Fixed star:  MARSIK
Constellation:  Kappa (κ) Hercules
Longitude 1900:  24SCO19 Longitude 2000:  25SCO43
Declination 1900:  +17.19′ Declination 2000:  +17.03′
Right ascension:  16h 07m Latitude:  +37.12′
Spectral class:  G4 Magnitude:  5.3

The history of the star: Marsik

from p.244 of Star Names, Richard Hinckley Allen, 1889.
[A scanned copy can be viewed on this webpage under the title chi (χ)]


Kappa (κ) Hercules, Marsik, is a star on the right elbow of Kneeling Man.

There is a mix-up with this star, kappa (κ) Hercules, positioned on the right elbow of Hercules – (25SCO45); and chi (χ) Hercules positioned on the left elbow (8SCO16). In astronomy listings this star is unnamed but chi (χ) Hercules is called Marsik. In astrological listings; this star, kappa (κ), is listed as Marsik; chi Hercules is unnamed. R.H. Allen in Star Names says that Ptolemy and the Arabian astronomers located lambda (λ) on the right elbow (where it is here now at 25SCO43), but the English astronomer Smyth (1788-1865) on the left (where chi χ Hercules is now). The confusion of the titles written with the letter probably coming from early confusion with the letter . The Dorians called chi (χ) Kubiton the Elbow. Marfak, Mirfak, Marsia, Marfic, and Marsic are all found for this starkappa (κ) Hercules, –  but it properly is Marfik, from Al Marfik, the “Elbow”. [Lambda Ophiuchus (λ) is named Marfik.]

The astrological influences of the constellation Hercules

Legend: This constellation was put in heaven as a reminder of the labors of Hercules. According to another account, however, during the war between the Gods and Titans the former all ran to one side of the heavens, which would have fallen had not Atlas and Hercules supported it, and the latter was placed in the sky in commemoration of this service. [Robson, p.46-47.]

Influences: According to Ptolemy it is like Mercury. It is said to give strength of character, tenacity and fixity of purpose, an ardent nature and dangerous passions. By the Kabalists it is associated with the Hebrew letter Daleth and the fourth Tarot Trump “The Emperor”. [Robson, p.47.]

The astrological influences of the constellation Hercules given by Manilius:

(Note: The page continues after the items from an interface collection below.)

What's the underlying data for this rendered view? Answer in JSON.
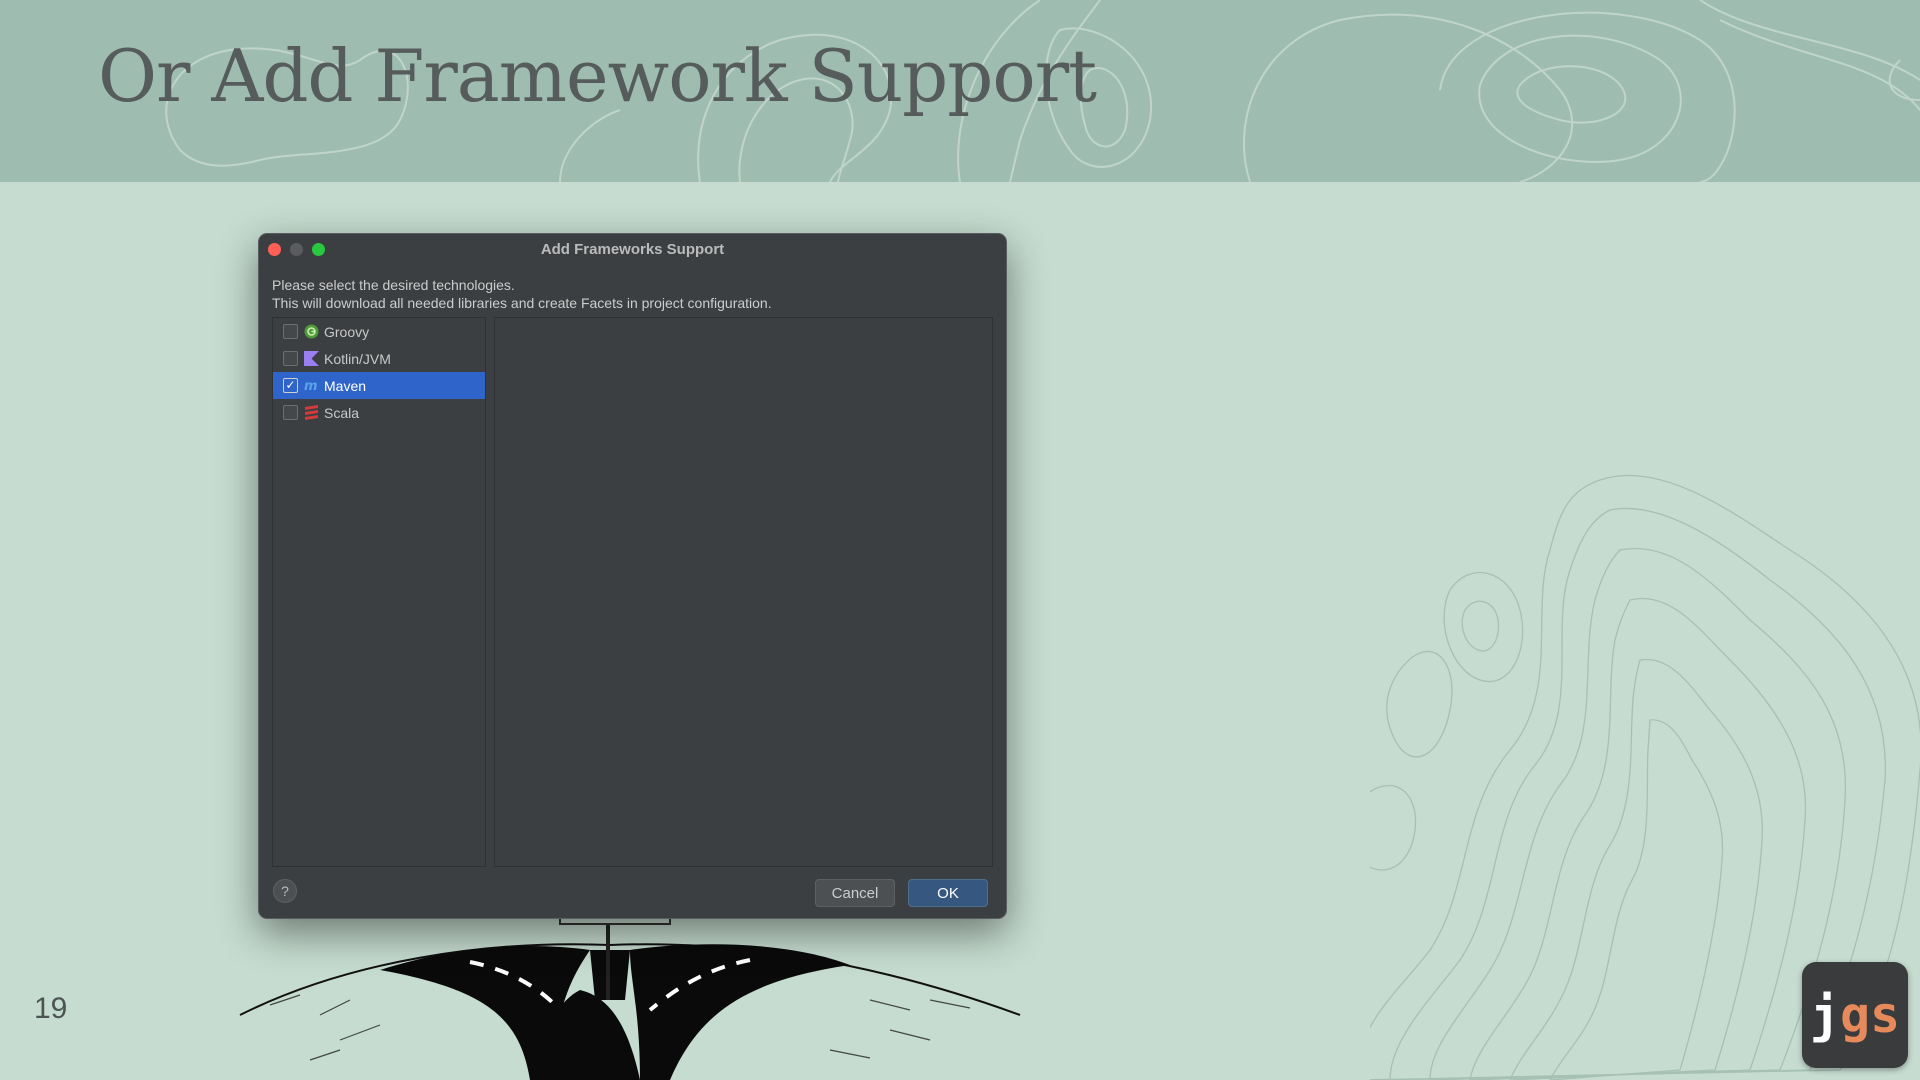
{
  "slide": {
    "title": "Or Add Framework Support",
    "page_number": "19"
  },
  "logo": {
    "j": "j",
    "gs": "gs"
  },
  "dialog": {
    "title": "Add Frameworks Support",
    "description_line1": "Please select the desired technologies.",
    "description_line2": "This will download all needed libraries and create Facets in project configuration.",
    "frameworks": [
      {
        "label": "Groovy",
        "checked": false,
        "icon": "groovy-icon",
        "icon_color": "#4e9a3a"
      },
      {
        "label": "Kotlin/JVM",
        "checked": false,
        "icon": "kotlin-icon",
        "icon_color": "#9b7ef0"
      },
      {
        "label": "Maven",
        "checked": true,
        "selected": true,
        "icon": "maven-icon",
        "icon_color": "#5aa4ec"
      },
      {
        "label": "Scala",
        "checked": false,
        "icon": "scala-icon",
        "icon_color": "#d33a3a"
      }
    ],
    "check_mark": "✓",
    "help_label": "?",
    "cancel_label": "Cancel",
    "ok_label": "OK"
  },
  "colors": {
    "background": "#c6dcd0",
    "header": "#9ebcb0",
    "dialog_bg": "#3c3f41",
    "selection": "#2f65ca",
    "ok_button": "#365880",
    "logo_accent": "#e68a5c"
  }
}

Manilius associates Hercules with tightrope walking (funambulism):

Hercules, the figure on bended knee and called by the Greek name of Engonasin, about whose origin no certainty prevails. Of this constellation is begotten the desertion, craftiness, and deceit characteristic of its children, and from it comes the thug who terrorizes the heart of the city. If perchance his mind is moved to consider a profession, Engonasin [a Greek title for constellation Hercules meaning Kneeler] will inspire him with enthusiasm for risky callings, with danger the price, for which he will sell his talents: daring narrow steps on a path without thickness, he will plant firm feet on a horizontal tightrope; then, as he attempts an upward route to heaven, (on a sloping tightrope) he will all but lose his footing and, suspended in mid-air, he will keep a multitude in suspense upon himself” [Manilius, Astronomica, 1st century, AD, p.353.]


Fixed Stars and Constellations in Astrology, Vivian E. Robson, 1923].